Guest blogger Julia Fossi, Senior Analyst in the Child Safety Online Team at the NSPCC, explores whether the numerous stakeholders involved in child protection are doing enough to keep children safe in the online world. She introduces a new asset to help parents stay up to date with the latest sites, apps and games, Net Aware. Julia’s work focuses on social networking sites, peer-on-peer abuse online, and inappropriate and violent material.
Every child should have the right to explore the world and their identities in a safe and age-appropriate manner. At the National Society for the Prevention of Cruelty to Children (NSPCC) we know that children are increasingly turning to the online world to ask questions, explore issues, innovate, create and socialise – and whilst this can offer endless opportunities, children and young people need more guidance, support and protection in navigating the online world.
Numerous stakeholders are involved in protecting children online, working at national, European and international levels. Their work is diverse, and the processes and safeguards that they address are multifaceted in their attempt to ensure that children can navigate the online world safely.
In this blog, we would like the spotlight to be on social networking platforms, arguing that it is time that they are held more accountable for the content and services on their sites.
Social networking and Net Aware
Social networking is one of the fastest growing activities undertaken by children and young people online. Seven in ten 12- to 15-year-olds who go online have a social media profile, and most of them access their profiles from mobile phones. The NSPCC is acutely aware that alongside this exponential growth in social networking by children, parents are feeling as though they are constantly playing catch up, and feeling out of depth by what their children are doing online. The NSPCC wants to help bridge the gulf between parents and children, to help parents understand more about what their children are doing online, what they love about the sites and apps they use, and how to ensure they are kept safe.

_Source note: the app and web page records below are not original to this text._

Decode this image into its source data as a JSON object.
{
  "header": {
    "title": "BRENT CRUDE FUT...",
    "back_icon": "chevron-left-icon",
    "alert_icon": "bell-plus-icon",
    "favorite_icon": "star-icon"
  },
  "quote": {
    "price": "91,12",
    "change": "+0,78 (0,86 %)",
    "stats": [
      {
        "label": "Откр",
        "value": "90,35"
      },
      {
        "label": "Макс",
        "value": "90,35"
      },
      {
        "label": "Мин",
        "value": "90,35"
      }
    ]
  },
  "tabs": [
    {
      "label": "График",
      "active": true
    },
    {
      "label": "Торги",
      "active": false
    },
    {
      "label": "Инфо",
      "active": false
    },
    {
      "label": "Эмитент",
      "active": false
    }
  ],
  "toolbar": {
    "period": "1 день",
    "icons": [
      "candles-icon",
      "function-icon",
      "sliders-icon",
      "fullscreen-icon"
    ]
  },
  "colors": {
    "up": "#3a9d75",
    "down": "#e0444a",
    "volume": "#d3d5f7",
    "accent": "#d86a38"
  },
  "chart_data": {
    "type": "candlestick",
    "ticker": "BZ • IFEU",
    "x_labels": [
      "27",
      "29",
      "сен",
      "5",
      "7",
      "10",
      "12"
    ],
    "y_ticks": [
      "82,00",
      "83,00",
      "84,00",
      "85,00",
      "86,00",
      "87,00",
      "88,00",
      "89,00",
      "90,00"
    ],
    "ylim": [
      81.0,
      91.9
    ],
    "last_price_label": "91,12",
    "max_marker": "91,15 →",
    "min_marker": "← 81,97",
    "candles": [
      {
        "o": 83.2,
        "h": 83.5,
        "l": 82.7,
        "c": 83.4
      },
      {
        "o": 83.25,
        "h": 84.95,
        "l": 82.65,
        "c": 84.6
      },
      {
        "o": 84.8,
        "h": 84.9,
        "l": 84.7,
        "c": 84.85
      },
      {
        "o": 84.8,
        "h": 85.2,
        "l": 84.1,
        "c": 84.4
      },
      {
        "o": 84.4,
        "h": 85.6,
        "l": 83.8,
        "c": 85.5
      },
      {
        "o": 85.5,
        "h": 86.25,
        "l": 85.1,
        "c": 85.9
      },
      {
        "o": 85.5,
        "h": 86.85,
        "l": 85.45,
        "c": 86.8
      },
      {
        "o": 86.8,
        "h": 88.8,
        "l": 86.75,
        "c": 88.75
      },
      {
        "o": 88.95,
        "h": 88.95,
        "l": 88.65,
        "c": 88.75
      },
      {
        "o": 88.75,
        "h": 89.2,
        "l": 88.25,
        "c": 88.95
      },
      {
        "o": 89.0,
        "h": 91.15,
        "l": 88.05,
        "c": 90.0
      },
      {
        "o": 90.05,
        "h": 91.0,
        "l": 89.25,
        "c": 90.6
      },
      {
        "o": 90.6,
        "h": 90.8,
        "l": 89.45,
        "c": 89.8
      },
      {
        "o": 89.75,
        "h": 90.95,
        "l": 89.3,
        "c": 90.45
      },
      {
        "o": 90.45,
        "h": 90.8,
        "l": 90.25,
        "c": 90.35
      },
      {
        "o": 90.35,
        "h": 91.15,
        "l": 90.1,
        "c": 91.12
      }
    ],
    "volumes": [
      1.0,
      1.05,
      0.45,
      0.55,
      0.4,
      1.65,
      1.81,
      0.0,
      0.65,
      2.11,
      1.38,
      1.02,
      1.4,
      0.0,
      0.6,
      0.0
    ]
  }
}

As a result, the NSPCC has developed a tangible asset for parents so that they can stay up to date with the sites, apps and games that their children are using: Net Aware. It was imperative for us that Net Aware should have key information about safeguarding issues on each site, based on user experience, in order to give parents the confidence to facilitate balanced and informed conversations about what their children might be doing online, and to help them form their own views about the appropriateness of popular sites for their children.
In developing Net Aware, we consulted with over 2,000 children and over 500 parents to review the sites (e.g., YouTube, Instagram, Facebook, Clash of Clans and Call of Duty) that children and young people use. The results were illuminating:
- 60% of sites received the worst rating from parents when asked whether it would be easy for a child under the age of 11 to access sites with a minimum age of 13; 92% of children consulted about these sites had accessed them before they were 13;
- parents rated the privacy, reporting functions and safety features on the majority of sites poorly (57%, 60% and 85% of sites received the worst rating for each of these functions respectively), stating that these features were difficult to locate, unclear, or simply not available at all;
- 88% of sites had at least one parent reporting content that would be inappropriate for an 11-year-old to see within the first 20 minutes of registration;
- parents and children often had different perspectives on what was risky about the sites; parental concerns often centred on the content that could be found on the sites, whereas for children, it was whether strangers could contact them.
While international principles, guidance and best practice frameworks exist to encourage social spaces to enhance the safety of children and young people using their services, these results beg the question whether the sites pay them any heed? Can and should we still support and encourage digital spaces to work within a self-regulatory framework, or is it time to make digital providers more accountable for the services and content that exist on their platforms?
The NSPCC believes that all social networking sites should proactively follow current guidance (or a universal set of social networking principles), and if improvements are not forthcoming, then statutory duties and regulatory control should be implemented. Some social networking sites are making progress in ensuring that users are kept safe on their platforms, for example, by implementing Safety Advisory Boards (e.g., Facebook and Ask.fm), but progress is piecemeal and slow.
Net Aware has highlighted that from an adult user’s perspective, improvements are needed across the following five areas:
- Registration, with prominently displayed age ratings and effective age verification procedures.
- Privacy settings, with intuitive and easily adjustable privacy functions, default settings for under-16s with location tracking turned off.
- Safety information – compulsory safety tutorials at sign-up, with easily located information on how to stay safe on the site and links to external agencies.
- Reporting/blocking – prominent, clear and easy reporting functions with transparent processes and regular audits.
- Content moderation – proactive mechanisms to identify content and services on their sites in a timely manner, ensuring that adult material is put behind access controls.
In order to continue to point the spotlight at social networking platforms, we will repeatedly be asking parents and children to review the social platforms that children are using, highlighting from a user perspective why children are accessing the sites and what parents need to be aware of. We will continue to do this until we see the sea of negative ratings on Net Aware turn positive.
Only time will tell whether social networking platforms take up the challenge themselves of ensuring that children are kept safe online, or whether they need to be pushed into doing this with legislation and regulation.